In 1970, Heyerdahl decided to prove that ancient Egyptians could have sailed to South America. He constructed a 45ft papyrus vessel copied from Egyptian drawings, transported it to Morocco and set off. The Ra fell apart and sank after 3,000 miles, but the undaunted Norwegian built a second vessel and tried again. Ra II made it across the Atlantic, logging 4,000 miles in 57 days.
The Brendan Voyage
Did the Irish monk St. Brendan sail from Ireland to America and back on a leather boat in the 6th century? Convinced that ancient Latin texts telling of this voyage were true, in 1976 British explorer Tim Severin built a 36ft replica of a traditional Irish currach. The two-masted boat was made of oxhides stitched to a framework of ash and oak and sealed with wool grease. Severin’s 4,500 mile voyage from Ireland to Newfoundland took nearly a year, with lengthy stopovers in Iceland and Greenland.

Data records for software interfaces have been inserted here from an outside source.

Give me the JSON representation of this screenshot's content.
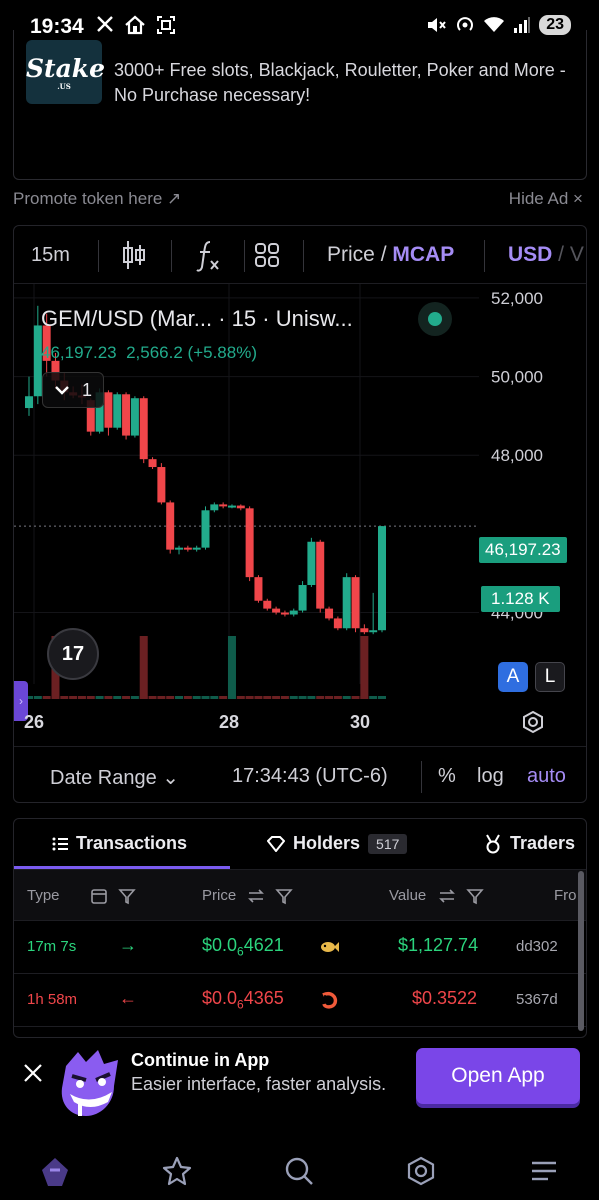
{
  "status_bar": {
    "time": "19:34",
    "battery": "23"
  },
  "ad": {
    "logo_text": "Stake",
    "logo_sub": ".US",
    "text": "3000+ Free slots, Blackjack, Rouletter, Poker and More - No Purchase necessary!",
    "promote_label": "Promote token here ↗",
    "hide_label": "Hide Ad ×"
  },
  "toolbar": {
    "interval": "15m",
    "price_label": "Price",
    "price_sep": " / ",
    "mcap_label": "MCAP",
    "currency_usd": "USD",
    "currency_sep": " / V"
  },
  "chart": {
    "pair_title": "GEM/USD (Mar... · 15 · Unisw...",
    "pair_value": "46,197.23",
    "pair_change": "2,566.2 (+5.88%)",
    "collapse_count": "1",
    "tv_logo": "17",
    "y_ticks": [
      "52,000",
      "50,000",
      "48,000",
      "44,000"
    ],
    "x_ticks": [
      "26",
      "28",
      "30"
    ],
    "last_price": "46,197.23",
    "last_volume": "1.128 K",
    "scale_a": "A",
    "scale_l": "L",
    "date_range": "Date Range ⌄",
    "timestamp": "17:34:43 (UTC-6)",
    "opt_percent": "%",
    "opt_log": "log",
    "opt_auto": "auto",
    "colors": {
      "up": "#22ab8c",
      "down": "#f0464a",
      "accent": "#a58cf5"
    }
  },
  "chart_data": {
    "type": "candlestick",
    "ylim": [
      43200,
      52100
    ],
    "y_ticks": [
      52000,
      50000,
      48000,
      44000
    ],
    "x_ticks": [
      "26",
      "28",
      "30"
    ],
    "candles": [
      {
        "o": 49200,
        "h": 50000,
        "l": 49000,
        "c": 49500
      },
      {
        "o": 49500,
        "h": 51800,
        "l": 49300,
        "c": 51300
      },
      {
        "o": 51300,
        "h": 51600,
        "l": 50000,
        "c": 50400
      },
      {
        "o": 50400,
        "h": 50600,
        "l": 49700,
        "c": 49900
      },
      {
        "o": 49900,
        "h": 50100,
        "l": 49400,
        "c": 49600
      },
      {
        "o": 49600,
        "h": 49750,
        "l": 49450,
        "c": 49520
      },
      {
        "o": 49520,
        "h": 49800,
        "l": 49300,
        "c": 49480
      },
      {
        "o": 49400,
        "h": 49450,
        "l": 48500,
        "c": 48600
      },
      {
        "o": 48600,
        "h": 49700,
        "l": 48550,
        "c": 49600
      },
      {
        "o": 49600,
        "h": 49650,
        "l": 48500,
        "c": 48700
      },
      {
        "o": 48700,
        "h": 49600,
        "l": 48650,
        "c": 49550
      },
      {
        "o": 49550,
        "h": 49600,
        "l": 48400,
        "c": 48500
      },
      {
        "o": 48500,
        "h": 49500,
        "l": 48450,
        "c": 49450
      },
      {
        "o": 49450,
        "h": 49500,
        "l": 47800,
        "c": 47900
      },
      {
        "o": 47900,
        "h": 47950,
        "l": 47650,
        "c": 47700
      },
      {
        "o": 47700,
        "h": 47800,
        "l": 46750,
        "c": 46800
      },
      {
        "o": 46800,
        "h": 46850,
        "l": 45500,
        "c": 45600
      },
      {
        "o": 45600,
        "h": 45700,
        "l": 45480,
        "c": 45650
      },
      {
        "o": 45650,
        "h": 45700,
        "l": 45550,
        "c": 45600
      },
      {
        "o": 45600,
        "h": 45700,
        "l": 45550,
        "c": 45650
      },
      {
        "o": 45650,
        "h": 46700,
        "l": 45600,
        "c": 46600
      },
      {
        "o": 46600,
        "h": 46800,
        "l": 46550,
        "c": 46750
      },
      {
        "o": 46750,
        "h": 46800,
        "l": 46650,
        "c": 46700
      },
      {
        "o": 46700,
        "h": 46750,
        "l": 46650,
        "c": 46720
      },
      {
        "o": 46720,
        "h": 46750,
        "l": 46600,
        "c": 46650
      },
      {
        "o": 46650,
        "h": 46700,
        "l": 44800,
        "c": 44900
      },
      {
        "o": 44900,
        "h": 44950,
        "l": 44250,
        "c": 44300
      },
      {
        "o": 44300,
        "h": 44350,
        "l": 44050,
        "c": 44100
      },
      {
        "o": 44100,
        "h": 44150,
        "l": 43950,
        "c": 44000
      },
      {
        "o": 44000,
        "h": 44050,
        "l": 43900,
        "c": 43950
      },
      {
        "o": 43950,
        "h": 44100,
        "l": 43900,
        "c": 44050
      },
      {
        "o": 44050,
        "h": 44800,
        "l": 44000,
        "c": 44700
      },
      {
        "o": 44700,
        "h": 45900,
        "l": 44650,
        "c": 45800
      },
      {
        "o": 45800,
        "h": 45850,
        "l": 44000,
        "c": 44100
      },
      {
        "o": 44100,
        "h": 44150,
        "l": 43800,
        "c": 43850
      },
      {
        "o": 43850,
        "h": 43900,
        "l": 43550,
        "c": 43600
      },
      {
        "o": 43600,
        "h": 45000,
        "l": 43550,
        "c": 44900
      },
      {
        "o": 44900,
        "h": 44950,
        "l": 43500,
        "c": 43600
      },
      {
        "o": 43600,
        "h": 43700,
        "l": 43450,
        "c": 43500
      },
      {
        "o": 43500,
        "h": 44500,
        "l": 43450,
        "c": 43550
      },
      {
        "o": 43550,
        "h": 46200,
        "l": 43500,
        "c": 46197
      }
    ],
    "volume_spikes": [
      3,
      13,
      23,
      38
    ]
  },
  "transactions": {
    "tabs": [
      {
        "label": "Transactions"
      },
      {
        "label": "Holders",
        "badge": "517"
      },
      {
        "label": "Traders"
      }
    ],
    "columns": [
      "Type",
      "Price",
      "Value",
      "Fro"
    ],
    "rows": [
      {
        "age": "17m 7s",
        "side": "buy",
        "arrow": "→",
        "price_a": "$0.0",
        "price_sub": "6",
        "price_b": "4621",
        "value": "$1,127.74",
        "maker": "dd302"
      },
      {
        "age": "1h 58m",
        "side": "sell",
        "arrow": "←",
        "price_a": "$0.0",
        "price_sub": "6",
        "price_b": "4365",
        "value": "$0.3522",
        "maker": "5367d"
      }
    ]
  },
  "promo": {
    "title": "Continue in App",
    "subtitle": "Easier interface, faster analysis.",
    "button": "Open App"
  }
}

In 1976, this replica of a Polynesian voyaging canoe voyaged from Hawaii to Tahiti using only traditional navigating techniques, without a sextant to any other instruments. The aim was to show that the Oceanic people could have traveled purposely through the South Pacific. She has since become arguably the most traveled replica ship of all, and is still going strong. She can be seen at a number of harbors along the East Coast of the United States during 2016.
This painstakingly accurate replica of the frigate that carried General Lafayette from France to Boston in 1780 was built at Rochefort, where the original was constructed. She sailed from Rochefort to the United States in 2015, where she toured the East Coast.
Photo courtesy of National Library of Norway